Although jelly, jam, marmalade, and chutney have similar ingredients and all involve some combination of fruit, sugar, and heat, they are most definitely not all the same thing. There are many differences between jelly, jam, chutney and marmalade – and today we will be discussing the differences and similarities between jam and jelly.
|Looser texture than jelly
|Has a set texture
|Contains bits of fruits
|Doesn’t contain bits of fruits
Fruit or vegetable juice is the primary ingredient used to make jelly. It has a clean appearance and a solid texture that keeps it firmly in place. The juice is extracted by softening crushed fruit or fruit pieces in water, then straining the peels and pulp from the liquid through a colander lined with cheesecloth or a jelly bag. This straining guarantees that the jelly produced is clear.
Jam is a thicker spread produced from crushed or mashed fruit that keeps its shape but is less solid than jelly. Jam, unlike jelly, is not transparent and may contain fruit bits or particles. However, fruit stems and pits are removed during production.
Jam VS Jelly

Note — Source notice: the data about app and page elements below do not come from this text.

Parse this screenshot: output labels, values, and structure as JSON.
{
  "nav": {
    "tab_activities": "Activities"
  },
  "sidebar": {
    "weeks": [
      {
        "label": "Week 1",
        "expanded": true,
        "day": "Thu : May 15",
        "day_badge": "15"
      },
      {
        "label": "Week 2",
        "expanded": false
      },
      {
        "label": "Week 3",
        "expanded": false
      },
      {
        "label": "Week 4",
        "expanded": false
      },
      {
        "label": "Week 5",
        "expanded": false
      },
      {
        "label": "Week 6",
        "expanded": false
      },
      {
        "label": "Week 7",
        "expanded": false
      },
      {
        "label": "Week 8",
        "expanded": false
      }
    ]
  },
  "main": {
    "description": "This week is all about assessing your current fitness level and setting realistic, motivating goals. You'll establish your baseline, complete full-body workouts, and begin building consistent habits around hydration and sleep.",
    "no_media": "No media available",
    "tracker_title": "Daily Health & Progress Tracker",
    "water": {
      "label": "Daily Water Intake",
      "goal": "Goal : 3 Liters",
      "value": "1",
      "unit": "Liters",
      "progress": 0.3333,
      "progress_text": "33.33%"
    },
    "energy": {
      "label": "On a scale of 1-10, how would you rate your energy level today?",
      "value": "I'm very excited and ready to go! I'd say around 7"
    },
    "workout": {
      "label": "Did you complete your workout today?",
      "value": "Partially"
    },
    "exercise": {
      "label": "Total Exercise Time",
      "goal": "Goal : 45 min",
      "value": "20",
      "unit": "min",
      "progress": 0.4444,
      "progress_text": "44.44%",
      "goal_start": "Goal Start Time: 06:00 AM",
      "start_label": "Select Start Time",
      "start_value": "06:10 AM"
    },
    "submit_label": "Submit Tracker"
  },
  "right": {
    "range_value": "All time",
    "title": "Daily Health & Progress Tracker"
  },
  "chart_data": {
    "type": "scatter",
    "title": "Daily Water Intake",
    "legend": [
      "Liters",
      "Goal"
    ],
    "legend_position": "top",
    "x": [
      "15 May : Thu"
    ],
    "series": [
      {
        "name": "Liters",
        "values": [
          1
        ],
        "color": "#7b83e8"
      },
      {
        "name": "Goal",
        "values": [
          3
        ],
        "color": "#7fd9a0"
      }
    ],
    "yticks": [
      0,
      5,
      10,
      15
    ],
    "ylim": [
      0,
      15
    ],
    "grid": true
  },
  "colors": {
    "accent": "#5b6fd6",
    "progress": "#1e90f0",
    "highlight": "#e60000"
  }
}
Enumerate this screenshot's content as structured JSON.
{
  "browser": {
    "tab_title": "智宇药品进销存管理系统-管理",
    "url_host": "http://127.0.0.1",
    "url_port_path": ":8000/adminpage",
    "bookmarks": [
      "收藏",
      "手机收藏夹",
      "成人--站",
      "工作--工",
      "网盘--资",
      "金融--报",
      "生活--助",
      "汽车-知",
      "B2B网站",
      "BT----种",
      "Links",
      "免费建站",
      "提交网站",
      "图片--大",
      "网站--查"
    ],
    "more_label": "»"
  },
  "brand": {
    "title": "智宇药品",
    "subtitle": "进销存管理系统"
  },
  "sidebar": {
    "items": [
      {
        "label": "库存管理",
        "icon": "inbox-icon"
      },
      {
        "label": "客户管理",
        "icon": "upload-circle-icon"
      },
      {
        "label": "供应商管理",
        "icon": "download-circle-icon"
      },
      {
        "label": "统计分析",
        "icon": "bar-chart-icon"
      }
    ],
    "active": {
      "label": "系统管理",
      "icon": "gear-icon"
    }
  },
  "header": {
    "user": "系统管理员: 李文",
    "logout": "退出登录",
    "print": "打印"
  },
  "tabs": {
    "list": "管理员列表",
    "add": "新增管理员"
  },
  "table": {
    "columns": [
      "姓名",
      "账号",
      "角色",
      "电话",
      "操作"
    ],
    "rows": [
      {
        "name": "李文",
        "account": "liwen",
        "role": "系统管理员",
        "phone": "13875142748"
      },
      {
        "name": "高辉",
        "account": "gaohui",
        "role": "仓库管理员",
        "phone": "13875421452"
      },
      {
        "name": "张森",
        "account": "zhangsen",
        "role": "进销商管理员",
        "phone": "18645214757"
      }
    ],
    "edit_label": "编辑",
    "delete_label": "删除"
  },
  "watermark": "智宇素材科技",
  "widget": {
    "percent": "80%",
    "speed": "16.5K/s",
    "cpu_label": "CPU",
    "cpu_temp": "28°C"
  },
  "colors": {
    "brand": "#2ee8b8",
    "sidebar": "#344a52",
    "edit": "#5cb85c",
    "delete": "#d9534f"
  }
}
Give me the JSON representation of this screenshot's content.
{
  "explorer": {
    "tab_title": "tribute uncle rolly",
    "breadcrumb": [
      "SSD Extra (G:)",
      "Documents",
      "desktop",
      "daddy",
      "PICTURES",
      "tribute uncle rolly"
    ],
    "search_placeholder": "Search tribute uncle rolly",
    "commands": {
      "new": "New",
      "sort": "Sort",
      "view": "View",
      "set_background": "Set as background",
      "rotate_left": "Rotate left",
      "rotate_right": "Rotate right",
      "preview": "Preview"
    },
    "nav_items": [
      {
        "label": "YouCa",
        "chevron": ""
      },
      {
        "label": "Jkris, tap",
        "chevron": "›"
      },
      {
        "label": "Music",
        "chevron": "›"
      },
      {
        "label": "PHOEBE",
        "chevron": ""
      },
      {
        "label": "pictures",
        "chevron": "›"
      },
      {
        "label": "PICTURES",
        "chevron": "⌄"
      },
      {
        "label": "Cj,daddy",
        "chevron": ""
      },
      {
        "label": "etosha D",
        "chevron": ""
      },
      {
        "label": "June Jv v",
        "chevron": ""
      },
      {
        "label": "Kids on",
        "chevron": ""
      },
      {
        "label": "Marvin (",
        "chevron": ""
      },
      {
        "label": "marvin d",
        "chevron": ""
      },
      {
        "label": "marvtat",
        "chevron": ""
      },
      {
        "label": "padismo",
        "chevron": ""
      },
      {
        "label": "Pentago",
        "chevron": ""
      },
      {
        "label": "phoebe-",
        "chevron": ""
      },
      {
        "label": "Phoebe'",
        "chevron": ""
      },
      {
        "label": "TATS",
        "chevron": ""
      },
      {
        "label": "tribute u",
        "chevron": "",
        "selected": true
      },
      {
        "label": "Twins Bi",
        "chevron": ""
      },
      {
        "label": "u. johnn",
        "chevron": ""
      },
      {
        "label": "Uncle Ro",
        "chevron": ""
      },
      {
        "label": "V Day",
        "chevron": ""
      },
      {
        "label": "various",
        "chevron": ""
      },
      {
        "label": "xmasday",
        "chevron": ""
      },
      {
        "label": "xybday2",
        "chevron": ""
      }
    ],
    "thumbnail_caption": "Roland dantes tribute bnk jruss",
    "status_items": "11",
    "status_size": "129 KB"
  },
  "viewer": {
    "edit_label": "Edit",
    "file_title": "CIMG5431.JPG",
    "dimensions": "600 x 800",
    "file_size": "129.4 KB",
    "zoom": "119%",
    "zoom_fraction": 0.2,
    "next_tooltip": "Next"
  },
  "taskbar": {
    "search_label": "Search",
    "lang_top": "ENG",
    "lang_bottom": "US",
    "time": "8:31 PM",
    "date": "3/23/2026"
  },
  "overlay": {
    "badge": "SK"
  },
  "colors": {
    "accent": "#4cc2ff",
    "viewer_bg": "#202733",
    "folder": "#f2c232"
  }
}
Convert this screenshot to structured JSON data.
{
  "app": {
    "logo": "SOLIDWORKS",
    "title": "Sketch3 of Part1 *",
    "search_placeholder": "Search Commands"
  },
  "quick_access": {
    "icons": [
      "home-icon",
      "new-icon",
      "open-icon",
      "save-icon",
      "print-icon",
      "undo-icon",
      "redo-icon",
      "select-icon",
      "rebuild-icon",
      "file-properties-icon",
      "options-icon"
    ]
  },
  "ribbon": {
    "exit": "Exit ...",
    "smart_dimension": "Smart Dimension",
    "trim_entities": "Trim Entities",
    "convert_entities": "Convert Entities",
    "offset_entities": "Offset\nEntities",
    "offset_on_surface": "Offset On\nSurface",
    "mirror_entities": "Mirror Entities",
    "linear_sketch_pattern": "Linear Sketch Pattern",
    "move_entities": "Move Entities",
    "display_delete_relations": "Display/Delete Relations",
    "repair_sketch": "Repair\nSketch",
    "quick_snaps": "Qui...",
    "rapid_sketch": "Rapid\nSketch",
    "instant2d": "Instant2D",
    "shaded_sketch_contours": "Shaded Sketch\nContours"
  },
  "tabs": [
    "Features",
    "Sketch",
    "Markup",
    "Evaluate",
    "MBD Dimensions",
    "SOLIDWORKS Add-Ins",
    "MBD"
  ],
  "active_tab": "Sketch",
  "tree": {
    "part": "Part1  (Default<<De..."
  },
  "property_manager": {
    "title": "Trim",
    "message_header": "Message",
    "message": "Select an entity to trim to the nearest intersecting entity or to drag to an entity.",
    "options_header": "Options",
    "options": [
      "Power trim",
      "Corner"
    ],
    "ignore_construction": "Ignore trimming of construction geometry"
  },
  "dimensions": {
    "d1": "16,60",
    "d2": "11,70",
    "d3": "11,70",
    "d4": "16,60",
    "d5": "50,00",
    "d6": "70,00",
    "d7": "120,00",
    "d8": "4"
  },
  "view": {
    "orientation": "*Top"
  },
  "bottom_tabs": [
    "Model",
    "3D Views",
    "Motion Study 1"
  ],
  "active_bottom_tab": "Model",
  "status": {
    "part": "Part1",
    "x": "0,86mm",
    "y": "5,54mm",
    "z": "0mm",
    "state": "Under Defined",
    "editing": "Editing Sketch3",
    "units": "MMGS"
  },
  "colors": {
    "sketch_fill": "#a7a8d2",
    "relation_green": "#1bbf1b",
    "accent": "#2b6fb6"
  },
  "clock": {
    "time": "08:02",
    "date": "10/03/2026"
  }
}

Although Jams and jellies are sweet, sticky, and delicious, food spreads made with similar ingredients: fruit, sugar, water, pectin, and acid — usually from lemon juice; they differ in texture, appearance, the proportions of their shared ingredients, and how they utilize or include fruit. Jams contain particles of their component fruit, while jellies have a clear transparent texture and are smooth. It has a looser, more spoonable texture than jelly, with things like seeds or skin occasionally showing up (think of strawberry or blueberry jam, for example).